It is harder, now, to write about our experiences now that we are home and transforming into a family. I know that one day, you will read this, my dear Dascha; you probably don’t remember this first month home, only the life we have had together. Understand that through all the difficulties, our love never wavered. You have been and always will be our beloved daughter.
For your brother, the changes came simpler. He is younger and his needs simpler. His language, underdeveloped, already accustomed him to the frustrations of imperfect communication. For you, my daughter, it has not been so simple. Your initial reaction to all the dramatic changes, to the grief at having to have waited so long, at having had to give up all you know and the language you understand, has been rage.
I hope, in the years that are to come. The years that are my future and your past (as you read this), you have come to know us as parents whose hearts are full of peacefulness and love. So I hope you have forgiven us for our inadequacies this past month. We simply have not had the skills needed to help you find the joyous little girl that we know you are.
The triggers of your rage are simple, and yet we have been unable to maneuver around them. You do not wish to nap when it is time to nap; you do not wish to sleep when it is time to sleep. You get tired and irritable as a result. You do not wish to always wear the clothes that are clean and though we understand what it is you are trying to tell us, we are unable to effectively communicate that we understand. We are unable to communicate why it is your wishes can not always be met.
And because of this, you have become enraged. You have screamed so hard you foamed at the mouth, you have scratched, bitten, hit, and thrown.
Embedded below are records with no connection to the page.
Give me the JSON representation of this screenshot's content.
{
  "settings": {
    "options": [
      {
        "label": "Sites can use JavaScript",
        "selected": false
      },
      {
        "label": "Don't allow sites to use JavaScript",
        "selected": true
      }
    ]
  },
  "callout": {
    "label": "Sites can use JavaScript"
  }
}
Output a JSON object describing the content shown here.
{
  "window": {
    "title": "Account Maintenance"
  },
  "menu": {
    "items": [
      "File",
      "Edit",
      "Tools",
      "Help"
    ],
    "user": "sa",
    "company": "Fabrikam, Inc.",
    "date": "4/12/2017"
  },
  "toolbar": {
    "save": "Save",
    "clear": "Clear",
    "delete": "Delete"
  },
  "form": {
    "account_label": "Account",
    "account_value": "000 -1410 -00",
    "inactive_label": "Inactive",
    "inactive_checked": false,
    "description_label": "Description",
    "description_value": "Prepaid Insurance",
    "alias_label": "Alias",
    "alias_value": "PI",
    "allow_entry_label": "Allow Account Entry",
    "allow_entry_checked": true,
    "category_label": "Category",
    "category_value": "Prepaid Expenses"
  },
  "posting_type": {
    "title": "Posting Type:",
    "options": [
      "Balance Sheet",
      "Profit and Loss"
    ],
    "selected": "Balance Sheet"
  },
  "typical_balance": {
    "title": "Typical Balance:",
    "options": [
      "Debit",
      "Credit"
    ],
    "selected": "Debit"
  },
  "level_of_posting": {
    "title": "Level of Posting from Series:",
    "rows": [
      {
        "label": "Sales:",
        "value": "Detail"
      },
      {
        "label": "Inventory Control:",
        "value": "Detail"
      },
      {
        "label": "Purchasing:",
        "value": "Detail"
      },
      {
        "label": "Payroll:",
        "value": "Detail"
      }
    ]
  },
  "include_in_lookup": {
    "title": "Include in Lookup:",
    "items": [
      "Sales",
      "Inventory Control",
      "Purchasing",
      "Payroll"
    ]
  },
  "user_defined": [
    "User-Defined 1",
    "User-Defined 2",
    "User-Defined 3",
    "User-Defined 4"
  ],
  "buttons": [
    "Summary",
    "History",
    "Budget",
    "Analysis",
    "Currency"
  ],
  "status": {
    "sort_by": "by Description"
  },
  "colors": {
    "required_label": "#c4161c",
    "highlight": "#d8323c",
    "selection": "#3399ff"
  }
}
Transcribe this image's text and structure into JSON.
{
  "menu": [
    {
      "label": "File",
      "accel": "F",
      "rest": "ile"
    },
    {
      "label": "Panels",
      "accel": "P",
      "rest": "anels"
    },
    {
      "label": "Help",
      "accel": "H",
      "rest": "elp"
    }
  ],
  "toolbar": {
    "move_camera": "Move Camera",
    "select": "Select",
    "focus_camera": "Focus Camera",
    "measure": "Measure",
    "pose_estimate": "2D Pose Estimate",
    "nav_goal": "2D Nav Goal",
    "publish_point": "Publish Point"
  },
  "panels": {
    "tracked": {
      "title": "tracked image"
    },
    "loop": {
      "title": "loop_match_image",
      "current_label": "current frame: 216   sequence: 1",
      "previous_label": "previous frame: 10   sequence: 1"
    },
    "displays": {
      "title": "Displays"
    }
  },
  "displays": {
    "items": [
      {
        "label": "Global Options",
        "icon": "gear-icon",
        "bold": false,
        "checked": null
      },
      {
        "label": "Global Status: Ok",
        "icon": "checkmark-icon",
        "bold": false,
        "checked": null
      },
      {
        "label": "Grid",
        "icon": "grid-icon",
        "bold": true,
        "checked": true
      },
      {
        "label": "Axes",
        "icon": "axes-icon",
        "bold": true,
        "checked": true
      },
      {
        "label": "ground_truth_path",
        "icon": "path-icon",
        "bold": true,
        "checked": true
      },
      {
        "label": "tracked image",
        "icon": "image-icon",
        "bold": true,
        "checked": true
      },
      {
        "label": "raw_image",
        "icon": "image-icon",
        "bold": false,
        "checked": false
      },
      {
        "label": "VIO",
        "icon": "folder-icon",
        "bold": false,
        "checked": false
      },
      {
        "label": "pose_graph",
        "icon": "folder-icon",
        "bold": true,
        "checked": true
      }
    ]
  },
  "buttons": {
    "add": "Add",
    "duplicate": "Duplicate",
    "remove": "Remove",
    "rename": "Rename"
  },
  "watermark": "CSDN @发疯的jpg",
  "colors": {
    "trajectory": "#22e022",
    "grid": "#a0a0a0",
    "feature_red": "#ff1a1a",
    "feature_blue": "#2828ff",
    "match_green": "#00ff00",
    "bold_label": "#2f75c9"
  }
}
You have beat doors so hard that your arms, legs and feet are covered in bruises. You have been openly defiant for the sake of being defiant. It has been a trying time to have come so far and wanted you for so long to live in fear of your every reaction. For the rage is difficult for us as it attempts to consume our own hearts.
We can not talk with you to calm you, nor can we hold you as it increases your rage. We do not wish to use any form of corporeal discipline – but the process of restraining you to prevent harm to your self and those around eats at our very being, for this is not how we wanted to spend our time with you.
But the last few days have also brought hope. We found that water was an effective counter to rage. Water, we realized would not harm you. It was not spanking (something neither your mother nor I wanted to institute). We did not have to restraining you by holding you (and hence avoided the risk of injuring you as you normally struggled so vigorously). By spraying you with a mist of water, you reacted first by stopping your aggressive behavior to cover, then, after getting wet enough, reverting to an almost infant like cry.
Once in that emotional state, we were able to hold you and tell you how much we love you. We apologized to you for making you wait so long and explained to you how we did our best to come to you as soon as you could. We did understand just how difficult it was for you – far more difficult then the wait we had for you, for we, at least, understood the delays.
We are proud of you for you actively have worked against your aggression. And when you behave well in times when before you would not, you now say “mol-a-dyets Dascha” – complementing yourself on a job well done. And well done indeed.
Just as your mother and I wondered if we would have the strength to be what we needed to be for you, you came to us and lifted us out of our despair.